PROMPT: Read through the entries below and return each line with the word "icon".

EXCERPTED DATA:
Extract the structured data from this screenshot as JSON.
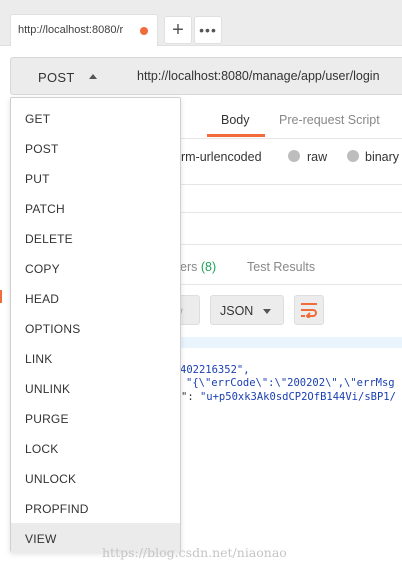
{
  "tab_bar": {
    "active_tab_title": "http://localhost:8080/r",
    "new_tab_icon": "plus-icon",
    "more_icon": "ellipsis-icon",
    "unsaved_dot_color": "#f26b3a"
  },
  "request": {
    "method": "POST",
    "url": "http://localhost:8080/manage/app/user/login"
  },
  "request_tabs": {
    "headers_count_fragment": ")",
    "body": "Body",
    "pre_request_script": "Pre-request Script"
  },
  "body_types": {
    "form_urlencoded_fragment": "orm-urlencoded",
    "raw": "raw",
    "binary": "binary"
  },
  "response_tabs": {
    "headers_fragment": "ers",
    "headers_count": "(8)",
    "test_results": "Test Results"
  },
  "response_toolbar": {
    "view_fragment": "w",
    "format": "JSON",
    "wrap_icon": "wrap-lines-icon"
  },
  "response_body": {
    "line1": "402216352\",",
    "line2": "\"{\\\"errCode\\\":\\\"200202\\\",\\\"errMsg",
    "line3_prefix": "\": ",
    "line3_value": "\"u+p50xk3Ak0sdCP2OfB144Vi/sBP1/"
  },
  "method_menu": {
    "items": [
      "GET",
      "POST",
      "PUT",
      "PATCH",
      "DELETE",
      "COPY",
      "HEAD",
      "OPTIONS",
      "LINK",
      "UNLINK",
      "PURGE",
      "LOCK",
      "UNLOCK",
      "PROPFIND",
      "VIEW"
    ],
    "highlighted": "VIEW"
  },
  "watermark": "https://blog.csdn.net/niaonao",
  "colors": {
    "accent": "#f26b3a",
    "count_green": "#1fa35a",
    "json_string": "#1a3fb0"
  }
}
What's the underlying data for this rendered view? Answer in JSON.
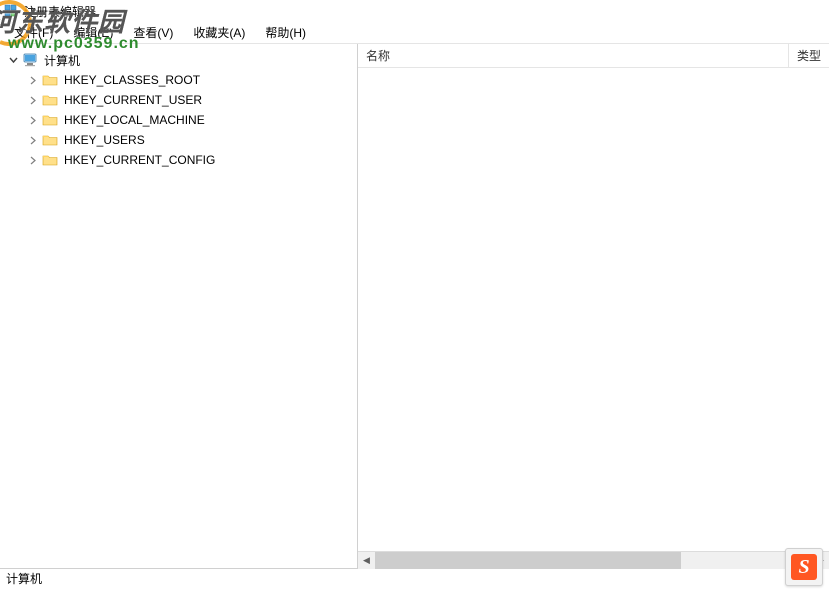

WRITTEN SOLUTION:
    "new_tab_icon": "plus-icon",
    "more_icon": "ellipsis-icon",
    "wrap_icon": "wrap-lines-icon"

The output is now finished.